17 Like one who grabs a stray dog by the ears
is someone who rushes into a quarrel not their own.
18 Like a maniac shooting
flaming arrows of death
19 is one who deceives their neighbor
and says, “I was only joking!”
20 Without wood a fire goes out;
without a gossip a quarrel dies down.
21 As charcoal to embers and as wood to fire,
so is a quarrelsome person for kindling strife.
22 The words of a gossip are like choice morsels;
they go down to the inmost parts.
23 Like a coating of silver dross on earthenware
are fervent[a] lips with an evil heart.
24 Enemies disguise themselves with their lips,
but in their hearts they harbor deceit.
25 Though their speech is charming, do not believe them,
for seven abominations fill their hearts.
26 Their malice may be concealed by deception,
but their wickedness will be exposed in the assembly.
27 Whoever digs a pit will fall into it;
if someone rolls a stone, it will roll back on them.
28 A lying tongue hates those it hurts,
and a flattering mouth works ruin.
Shooting Your Mouth Off
Does God really want you to say something? Will you be speaking God’s truth into a situation? Is what you are about to say ‘loving? These questions should rush through our minds before we shoot our mouths off.
Information gathering is a healthy precursor to speaking. So often we form opinions based on little or no information. With those we are closest to, we have a caricature of them in our minds which distorts how we hear what they say. For example, if we believe our best friend is needy, we will hear everything they say through a needy filter. A wise person tries to believe the best about people (1 Corinthians 13) and delights in seeing things as they truly are.
A lot of words are concerned with self. How do I maintain my image, hide my insecurities, control my world? Of course, these are all things that God wants to heal. The healthy person doesn’t jump in to consciously or subconsciously stroke their own ego – the healthy person steps in carefully to help others for the glory of God.
- What is compoared to grabbing a stray dog by the ears?
- Describe how a stray dog would react to being grabbed by its ears.
- How are the heart and mouth related in this passage?

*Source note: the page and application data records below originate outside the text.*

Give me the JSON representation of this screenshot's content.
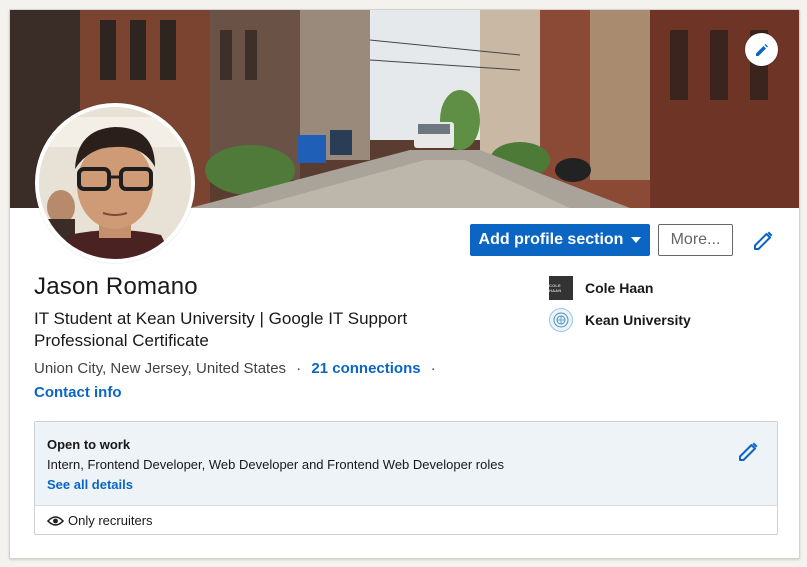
{
  "profile": {
    "name": "Jason Romano",
    "headline": "IT Student at Kean University | Google IT Support Professional Certificate",
    "location": "Union City, New Jersey, United States",
    "connections": "21 connections",
    "contact_info": "Contact info"
  },
  "actions": {
    "add_section": "Add profile section",
    "more": "More..."
  },
  "organizations": [
    {
      "name": "Cole Haan",
      "logo_text": "COLE HAAN"
    },
    {
      "name": "Kean University"
    }
  ],
  "open_to_work": {
    "title": "Open to work",
    "roles": "Intern, Frontend Developer, Web Developer and Frontend Web Developer roles",
    "details_link": "See all details",
    "visibility": "Only recruiters"
  },
  "colors": {
    "accent": "#0a66c2",
    "open_to_work_bg": "#eef3f8"
  },
  "icons": {
    "banner_edit": "pencil-icon",
    "profile_edit": "pencil-icon",
    "open_to_work_edit": "pencil-icon",
    "visibility": "eye-icon"
  }
}
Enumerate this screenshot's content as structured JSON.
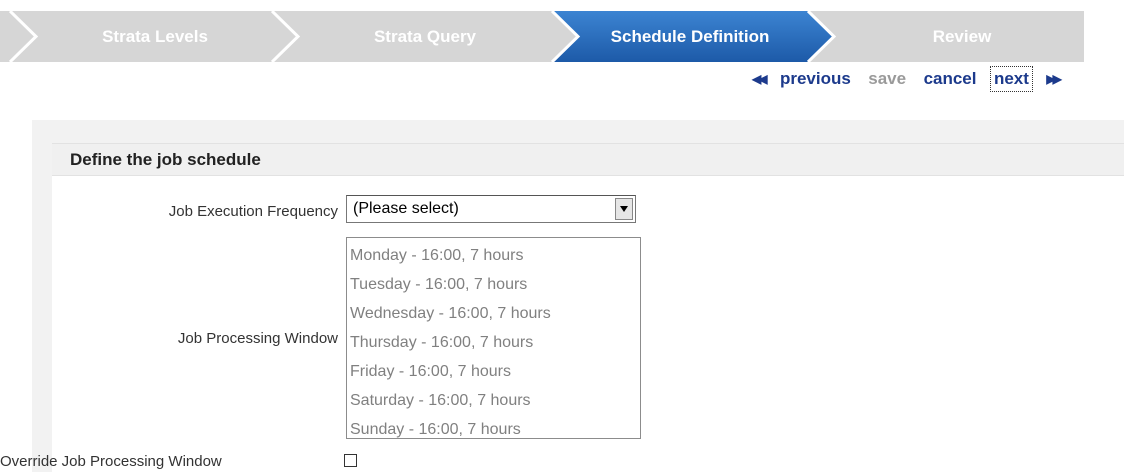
{
  "wizard": {
    "steps": [
      {
        "label": "Strata Levels",
        "active": false
      },
      {
        "label": "Strata Query",
        "active": false
      },
      {
        "label": "Schedule Definition",
        "active": true
      },
      {
        "label": "Review",
        "active": false
      }
    ],
    "colors": {
      "inactive_bg": "#d6d6d6",
      "active_bg": "#2a6fc0",
      "chevron_light": "#ffffff"
    }
  },
  "nav": {
    "previous_arrow": "◀◀",
    "previous": "previous",
    "save": "save",
    "cancel": "cancel",
    "next": "next",
    "next_arrow": "▶▶"
  },
  "section": {
    "title": "Define the job schedule"
  },
  "form": {
    "frequency_label": "Job Execution Frequency",
    "frequency_value": "(Please select)",
    "window_label": "Job Processing Window",
    "window_options": [
      "Monday - 16:00, 7 hours",
      "Tuesday - 16:00, 7 hours",
      "Wednesday - 16:00, 7 hours",
      "Thursday - 16:00, 7 hours",
      "Friday - 16:00, 7 hours",
      "Saturday - 16:00, 7 hours",
      "Sunday - 16:00, 7 hours"
    ],
    "override_label": "Override Job Processing Window",
    "override_checked": false
  }
}
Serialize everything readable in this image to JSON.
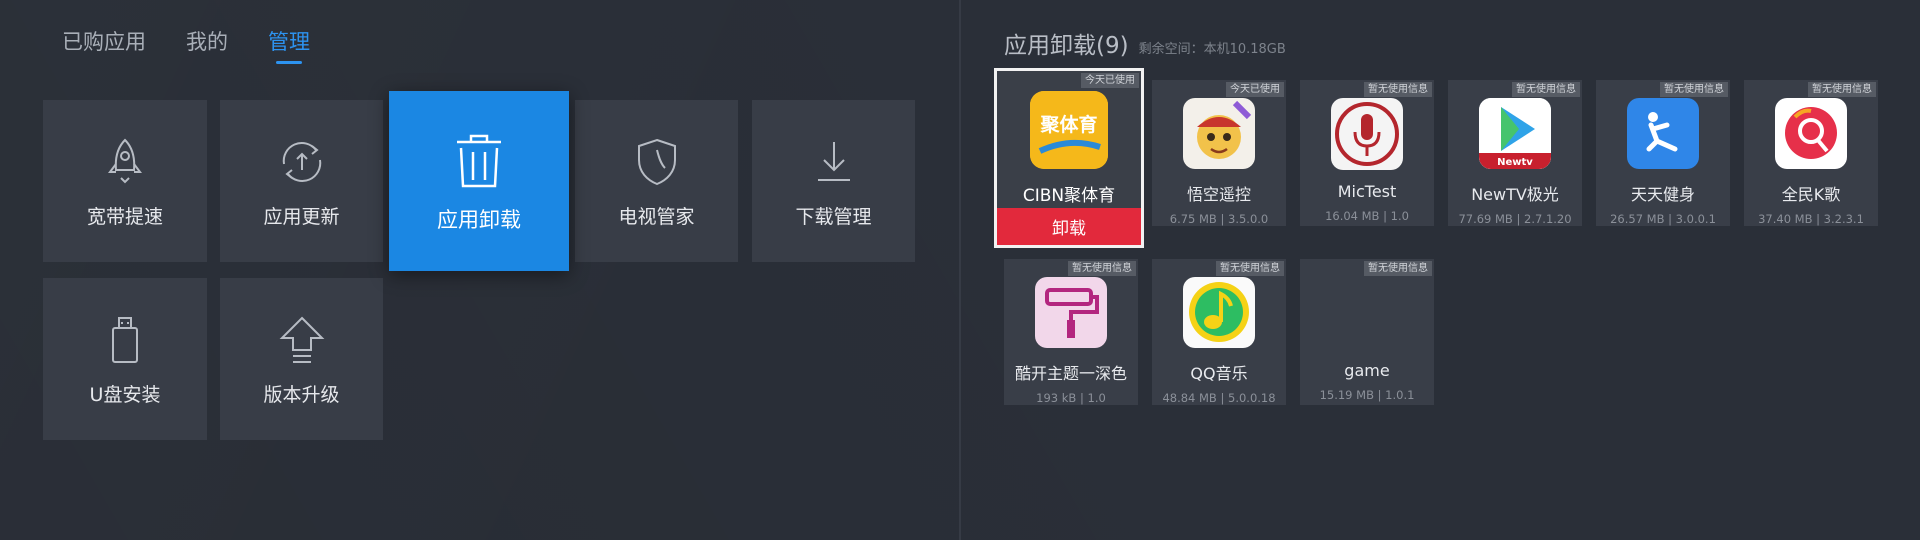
{
  "tabs": [
    {
      "label": "已购应用",
      "active": false
    },
    {
      "label": "我的",
      "active": false
    },
    {
      "label": "管理",
      "active": true
    }
  ],
  "tiles": {
    "broadband": {
      "label": "宽带提速",
      "icon": "rocket-icon"
    },
    "app_update": {
      "label": "应用更新",
      "icon": "refresh-upload-icon"
    },
    "app_uninstall": {
      "label": "应用卸载",
      "icon": "trash-icon"
    },
    "tv_manager": {
      "label": "电视管家",
      "icon": "shield-icon"
    },
    "download_manager": {
      "label": "下载管理",
      "icon": "download-icon"
    },
    "usb_install": {
      "label": "U盘安装",
      "icon": "usb-drive-icon"
    },
    "version_upgrade": {
      "label": "版本升级",
      "icon": "upgrade-arrow-icon"
    }
  },
  "uninstall_panel": {
    "title": "应用卸载(9)",
    "space": "剩余空间：本机10.18GB",
    "uninstall_label": "卸载"
  },
  "apps": [
    {
      "name": "CIBN聚体育",
      "badge": "今天已使用",
      "meta": "",
      "icon": "cibn-sports-icon",
      "icon_text": "聚体育"
    },
    {
      "name": "悟空遥控",
      "badge": "今天已使用",
      "meta": "6.75 MB | 3.5.0.0",
      "icon": "wukong-remote-icon"
    },
    {
      "name": "MicTest",
      "badge": "暂无使用信息",
      "meta": "16.04 MB | 1.0",
      "icon": "microphone-icon"
    },
    {
      "name": "NewTV极光",
      "badge": "暂无使用信息",
      "meta": "77.69 MB | 2.7.1.20",
      "icon": "newtv-play-icon",
      "icon_text": "Newtv"
    },
    {
      "name": "天天健身",
      "badge": "暂无使用信息",
      "meta": "26.57 MB | 3.0.0.1",
      "icon": "fitness-icon"
    },
    {
      "name": "全民K歌",
      "badge": "暂无使用信息",
      "meta": "37.40 MB | 3.2.3.1",
      "icon": "karaoke-icon"
    },
    {
      "name": "酷开主题一深色",
      "badge": "暂无使用信息",
      "meta": "193 kB | 1.0",
      "icon": "paint-roller-icon"
    },
    {
      "name": "QQ音乐",
      "badge": "暂无使用信息",
      "meta": "48.84 MB | 5.0.0.18",
      "icon": "qq-music-icon"
    },
    {
      "name": "game",
      "badge": "暂无使用信息",
      "meta": "15.19 MB | 1.0.1",
      "icon": ""
    }
  ],
  "colors": {
    "background": "#2a2f38",
    "tile": "#383d47",
    "accent": "#1b87e3",
    "tab_active": "#2d93f0",
    "uninstall": "#e2293c"
  }
}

- How do you check your motives when you open your mouth?
- When you are afraid, you fight it with anger. If you have spoken angry words in the last 24 hours, of what were you afraid?